Now I'm into the 90ks and my trotting pace has matched my walking pace.   No matter, I force myself to trot to the next tree, to the next lock, to the next lamppost, anything to keep me moving.    It is dark now, inside and out, and I put my torch on, and am grateful that the mile markers are reflective...I almost get seriously lost a couple of times, but pubwalkers put me right, and it certainly seems the closer I get to the Finish the more that people I pass know what is going on.   I get little ripples of applause and thumbs up as I hobble by and this helps a lot as I'm starting to get weird spasms in my neck and back and need all the help I can get.  I start fantasizing that around the next bend the sky will lighten and this will signal that Henley is coming....but that doesn't happen for a very long time, and when it does, wow, it feels good.    I get to Temple Island...   

... the start of the rowing course and can't believe I'm within sight of the Finish. 

I phone the gang and they've been there for ages waiting, and I let them know I'm coming, slowly, and they laugh and say I'm to take my time.    I get to Henley Bridge and am ecstatic, a race marshal says I'm nearly done and I just need to follow the glow sticks in.   Which I do.   But they're going up a hill, away from the Finish.    I follow them a bit more and a bit more and the hill gets steeper and now I'm deep into a Henley town and the streets are full of people and I'm weaving in and out and trying to jog and the hill gets steeper and steeper and now I'm a teensy bit annoyed.   Suddenly though it flattens out, and I pass some 50k walkers and commiserate with them about the sadist route planner.   

Then it is a sharp and long downhill of ow ow ow ow and a right turn back onto the river and a tunnel of glow sticks and my fam are way ahead clapping generically until they realise it is me and they FREAK OUT and run with me and wham, I'm across, holding champagne, having my chip and number tagged and marked and being directed to burgers and salads and drinks and massage tables and dry clothes and it is HEAVEN!

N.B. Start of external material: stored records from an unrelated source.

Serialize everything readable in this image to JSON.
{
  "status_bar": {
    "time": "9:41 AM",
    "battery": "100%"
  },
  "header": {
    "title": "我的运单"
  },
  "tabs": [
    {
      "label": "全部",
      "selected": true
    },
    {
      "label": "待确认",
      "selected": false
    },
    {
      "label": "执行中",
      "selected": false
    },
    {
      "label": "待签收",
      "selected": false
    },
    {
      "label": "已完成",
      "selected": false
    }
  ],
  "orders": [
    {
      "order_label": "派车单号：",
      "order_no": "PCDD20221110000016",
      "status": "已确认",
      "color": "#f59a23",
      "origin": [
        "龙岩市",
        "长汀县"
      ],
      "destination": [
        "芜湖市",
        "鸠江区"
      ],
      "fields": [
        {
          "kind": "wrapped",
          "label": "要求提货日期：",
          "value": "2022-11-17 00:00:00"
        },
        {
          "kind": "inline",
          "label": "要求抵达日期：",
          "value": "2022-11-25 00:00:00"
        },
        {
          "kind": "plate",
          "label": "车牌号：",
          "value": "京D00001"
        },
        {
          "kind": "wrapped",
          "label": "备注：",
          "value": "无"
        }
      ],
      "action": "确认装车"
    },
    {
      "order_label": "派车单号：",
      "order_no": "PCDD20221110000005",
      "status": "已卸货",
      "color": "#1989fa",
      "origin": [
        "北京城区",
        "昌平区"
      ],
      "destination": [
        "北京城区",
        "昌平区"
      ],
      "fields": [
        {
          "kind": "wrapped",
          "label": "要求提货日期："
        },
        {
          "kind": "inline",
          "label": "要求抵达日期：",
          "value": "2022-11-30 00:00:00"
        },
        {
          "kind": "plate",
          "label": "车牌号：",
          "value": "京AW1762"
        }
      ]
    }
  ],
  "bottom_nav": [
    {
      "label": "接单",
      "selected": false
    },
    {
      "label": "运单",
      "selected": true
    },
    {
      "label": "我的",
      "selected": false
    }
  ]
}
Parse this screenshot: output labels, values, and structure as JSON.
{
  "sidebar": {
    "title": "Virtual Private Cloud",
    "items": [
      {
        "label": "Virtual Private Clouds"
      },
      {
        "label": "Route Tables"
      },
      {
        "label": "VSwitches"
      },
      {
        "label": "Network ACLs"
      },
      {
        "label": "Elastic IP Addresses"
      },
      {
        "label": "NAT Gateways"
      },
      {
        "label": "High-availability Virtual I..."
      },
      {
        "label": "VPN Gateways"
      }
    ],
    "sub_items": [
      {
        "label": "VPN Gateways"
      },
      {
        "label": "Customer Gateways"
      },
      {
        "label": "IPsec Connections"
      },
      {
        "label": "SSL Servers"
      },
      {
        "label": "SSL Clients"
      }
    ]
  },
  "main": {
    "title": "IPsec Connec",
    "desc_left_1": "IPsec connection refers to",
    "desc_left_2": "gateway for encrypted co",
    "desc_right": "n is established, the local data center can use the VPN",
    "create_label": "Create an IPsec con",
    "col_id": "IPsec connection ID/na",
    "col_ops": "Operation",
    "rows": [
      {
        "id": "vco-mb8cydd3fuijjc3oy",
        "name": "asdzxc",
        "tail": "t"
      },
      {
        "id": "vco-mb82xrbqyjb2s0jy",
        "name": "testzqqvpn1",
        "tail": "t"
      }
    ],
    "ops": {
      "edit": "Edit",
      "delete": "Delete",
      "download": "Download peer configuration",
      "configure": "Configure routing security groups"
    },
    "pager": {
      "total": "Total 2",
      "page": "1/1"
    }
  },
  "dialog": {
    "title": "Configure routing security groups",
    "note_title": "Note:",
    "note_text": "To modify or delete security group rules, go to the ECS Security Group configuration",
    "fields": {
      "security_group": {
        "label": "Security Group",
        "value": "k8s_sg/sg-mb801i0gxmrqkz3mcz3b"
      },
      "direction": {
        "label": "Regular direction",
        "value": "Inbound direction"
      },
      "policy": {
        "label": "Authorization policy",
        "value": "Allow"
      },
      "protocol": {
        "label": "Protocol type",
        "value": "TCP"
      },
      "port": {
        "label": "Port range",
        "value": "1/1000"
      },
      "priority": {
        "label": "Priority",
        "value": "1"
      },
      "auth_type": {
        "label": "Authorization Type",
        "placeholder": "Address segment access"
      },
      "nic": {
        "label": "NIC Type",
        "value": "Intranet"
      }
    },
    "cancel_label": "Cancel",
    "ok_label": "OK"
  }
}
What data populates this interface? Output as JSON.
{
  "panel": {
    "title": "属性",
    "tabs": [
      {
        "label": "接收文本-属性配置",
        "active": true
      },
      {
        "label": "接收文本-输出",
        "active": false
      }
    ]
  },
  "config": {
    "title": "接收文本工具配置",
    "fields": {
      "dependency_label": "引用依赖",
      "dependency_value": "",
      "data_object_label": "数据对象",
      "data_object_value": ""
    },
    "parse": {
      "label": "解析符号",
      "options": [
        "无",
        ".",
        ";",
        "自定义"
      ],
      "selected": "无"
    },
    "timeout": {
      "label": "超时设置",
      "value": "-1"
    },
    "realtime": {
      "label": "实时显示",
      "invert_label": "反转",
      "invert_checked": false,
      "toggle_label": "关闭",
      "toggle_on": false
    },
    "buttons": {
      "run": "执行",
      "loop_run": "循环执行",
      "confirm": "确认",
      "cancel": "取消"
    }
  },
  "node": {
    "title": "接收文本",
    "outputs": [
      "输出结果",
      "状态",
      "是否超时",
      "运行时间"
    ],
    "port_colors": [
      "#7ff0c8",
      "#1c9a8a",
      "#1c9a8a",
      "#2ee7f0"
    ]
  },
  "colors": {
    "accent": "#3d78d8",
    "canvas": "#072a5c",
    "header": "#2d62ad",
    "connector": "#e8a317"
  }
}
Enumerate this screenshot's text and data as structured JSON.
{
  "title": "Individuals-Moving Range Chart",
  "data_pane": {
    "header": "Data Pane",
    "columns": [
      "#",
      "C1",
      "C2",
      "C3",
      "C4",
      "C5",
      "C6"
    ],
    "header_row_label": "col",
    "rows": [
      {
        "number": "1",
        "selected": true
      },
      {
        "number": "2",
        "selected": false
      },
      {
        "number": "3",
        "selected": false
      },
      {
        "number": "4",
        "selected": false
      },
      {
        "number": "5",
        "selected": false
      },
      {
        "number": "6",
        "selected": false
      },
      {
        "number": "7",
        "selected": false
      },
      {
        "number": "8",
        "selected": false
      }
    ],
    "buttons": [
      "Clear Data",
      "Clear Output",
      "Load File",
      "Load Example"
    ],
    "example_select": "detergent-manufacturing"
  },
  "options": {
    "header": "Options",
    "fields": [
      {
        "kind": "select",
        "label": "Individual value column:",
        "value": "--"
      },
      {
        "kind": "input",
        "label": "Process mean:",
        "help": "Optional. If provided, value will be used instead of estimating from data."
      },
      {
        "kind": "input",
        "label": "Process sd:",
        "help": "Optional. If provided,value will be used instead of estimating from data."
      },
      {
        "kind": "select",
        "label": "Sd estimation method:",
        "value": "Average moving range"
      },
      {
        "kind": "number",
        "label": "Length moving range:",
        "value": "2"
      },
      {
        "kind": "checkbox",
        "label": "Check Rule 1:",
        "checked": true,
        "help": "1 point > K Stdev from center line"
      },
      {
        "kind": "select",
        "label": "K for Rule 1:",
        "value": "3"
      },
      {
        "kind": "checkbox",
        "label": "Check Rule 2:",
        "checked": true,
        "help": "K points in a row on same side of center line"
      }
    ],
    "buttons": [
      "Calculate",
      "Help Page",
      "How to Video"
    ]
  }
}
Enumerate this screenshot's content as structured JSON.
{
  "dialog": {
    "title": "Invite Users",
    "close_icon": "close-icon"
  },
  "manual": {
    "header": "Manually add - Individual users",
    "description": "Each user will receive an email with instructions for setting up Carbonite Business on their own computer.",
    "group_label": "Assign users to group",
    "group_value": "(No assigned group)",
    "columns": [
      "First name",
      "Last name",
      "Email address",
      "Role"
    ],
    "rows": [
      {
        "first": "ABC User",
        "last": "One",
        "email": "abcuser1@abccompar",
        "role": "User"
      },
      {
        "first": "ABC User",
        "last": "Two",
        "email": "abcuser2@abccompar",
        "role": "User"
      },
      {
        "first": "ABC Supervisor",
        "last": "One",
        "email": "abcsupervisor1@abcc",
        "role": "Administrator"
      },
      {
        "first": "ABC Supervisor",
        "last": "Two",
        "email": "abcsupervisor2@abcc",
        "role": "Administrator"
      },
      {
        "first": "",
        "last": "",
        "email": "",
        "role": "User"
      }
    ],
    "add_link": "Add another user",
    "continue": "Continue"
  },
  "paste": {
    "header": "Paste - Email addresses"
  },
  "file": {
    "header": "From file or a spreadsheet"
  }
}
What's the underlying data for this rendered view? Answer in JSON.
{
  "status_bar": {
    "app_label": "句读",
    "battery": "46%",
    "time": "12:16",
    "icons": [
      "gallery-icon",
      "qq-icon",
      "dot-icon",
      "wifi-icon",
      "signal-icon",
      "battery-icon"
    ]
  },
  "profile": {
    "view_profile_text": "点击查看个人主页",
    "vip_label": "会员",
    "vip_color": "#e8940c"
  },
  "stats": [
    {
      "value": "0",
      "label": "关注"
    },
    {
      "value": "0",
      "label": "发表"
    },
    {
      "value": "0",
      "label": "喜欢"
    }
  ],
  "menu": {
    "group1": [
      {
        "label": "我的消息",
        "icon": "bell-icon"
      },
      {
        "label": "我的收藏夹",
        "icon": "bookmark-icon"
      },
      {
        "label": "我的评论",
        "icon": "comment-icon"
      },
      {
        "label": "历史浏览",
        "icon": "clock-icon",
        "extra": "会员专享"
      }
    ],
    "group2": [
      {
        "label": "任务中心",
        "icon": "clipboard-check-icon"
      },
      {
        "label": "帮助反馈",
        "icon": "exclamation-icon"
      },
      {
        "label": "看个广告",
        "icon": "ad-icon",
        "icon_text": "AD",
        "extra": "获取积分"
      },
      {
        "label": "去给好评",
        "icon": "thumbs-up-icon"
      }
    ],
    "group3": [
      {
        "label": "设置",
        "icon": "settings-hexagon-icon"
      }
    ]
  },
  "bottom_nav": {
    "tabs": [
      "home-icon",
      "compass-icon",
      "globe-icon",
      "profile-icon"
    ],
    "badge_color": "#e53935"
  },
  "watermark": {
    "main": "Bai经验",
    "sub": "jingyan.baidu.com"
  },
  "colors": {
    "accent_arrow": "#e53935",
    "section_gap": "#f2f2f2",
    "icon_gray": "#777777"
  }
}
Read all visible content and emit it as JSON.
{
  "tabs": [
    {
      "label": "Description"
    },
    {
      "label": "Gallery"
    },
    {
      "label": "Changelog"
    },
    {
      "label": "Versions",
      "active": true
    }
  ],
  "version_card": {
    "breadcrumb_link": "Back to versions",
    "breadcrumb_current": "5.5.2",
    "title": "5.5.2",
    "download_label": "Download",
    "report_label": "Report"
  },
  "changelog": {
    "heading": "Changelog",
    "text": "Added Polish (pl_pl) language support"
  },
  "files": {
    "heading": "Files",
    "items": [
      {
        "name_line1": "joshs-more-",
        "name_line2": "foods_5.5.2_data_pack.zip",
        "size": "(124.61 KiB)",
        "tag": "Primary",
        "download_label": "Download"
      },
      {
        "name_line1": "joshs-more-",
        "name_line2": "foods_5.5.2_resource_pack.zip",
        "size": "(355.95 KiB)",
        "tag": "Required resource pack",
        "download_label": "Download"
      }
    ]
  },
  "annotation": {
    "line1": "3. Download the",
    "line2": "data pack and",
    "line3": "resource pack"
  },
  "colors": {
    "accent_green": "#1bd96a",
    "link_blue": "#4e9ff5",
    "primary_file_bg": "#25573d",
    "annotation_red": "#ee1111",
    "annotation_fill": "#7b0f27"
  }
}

I do all of that and more and get home and collapse and spend the entire next day in various forms of horizontality, gorging on Chocolate Lasagna (think layers of Oreos and cream, pasta free) and revelling in stories of the majesty of the Thames, and frank self disbelief that I did it and finished smiling too!    I'm also stunned at the weight loss, and for over a week I'm still finding clothes falling of me...the gadget says I burned 8600 calories that day, and I can't imagine I took in more than 4500 before I felt sick...and I drank constantly - 6 aid stations x 1.5 litres per station - and never went to the loo during the entire race, or til the next evening,so I'm guessing some weight has come off that isn't just fluid!   Amazing.   A good it back on.

The denouement: I have to say that during training and OCD'ing about ultrarunning books, I had got it into my head that next year I would do the 100 MILE Thames run from London to my home in Oxford, and then the year after I would do the 152 MILE Spartathlon in Greece...but you know what, I'm not going to do any of that.   And I'm not tempted to do the 100k again and knock some time off the 14 hours it took me!!!   I loved the 100k, I really did, and I'm thrilled I accomplished it, and raised over £3000 for Save the Children, but I'm a runner, and these ultras are just too far for me to have to walk, you have to pace yourself and it is something to endure....but right now, when I recover, I'm a greedy to RUN, and RUN, and RUN, and this means dropping back down to my true home which is marathons and halfs.

Consider doing a 100 sometime though, is awesome, and while words didn't fail me in this blog post, they do fail me, if you know what I is a unique experience!!!


  1. Absolutely amazing Philip!! Congratulations! Great post!! Words fail _me_ and that never happens!!

  2. Really good and inspiring Hoo Ha! Well done!

  3. Many congrats, Philip, and thank you for the tremendous write-up. Felt like I was there watching. Beer in hand, of course.

  4. Magnificent accomplishment beautifully narrated. Congrats.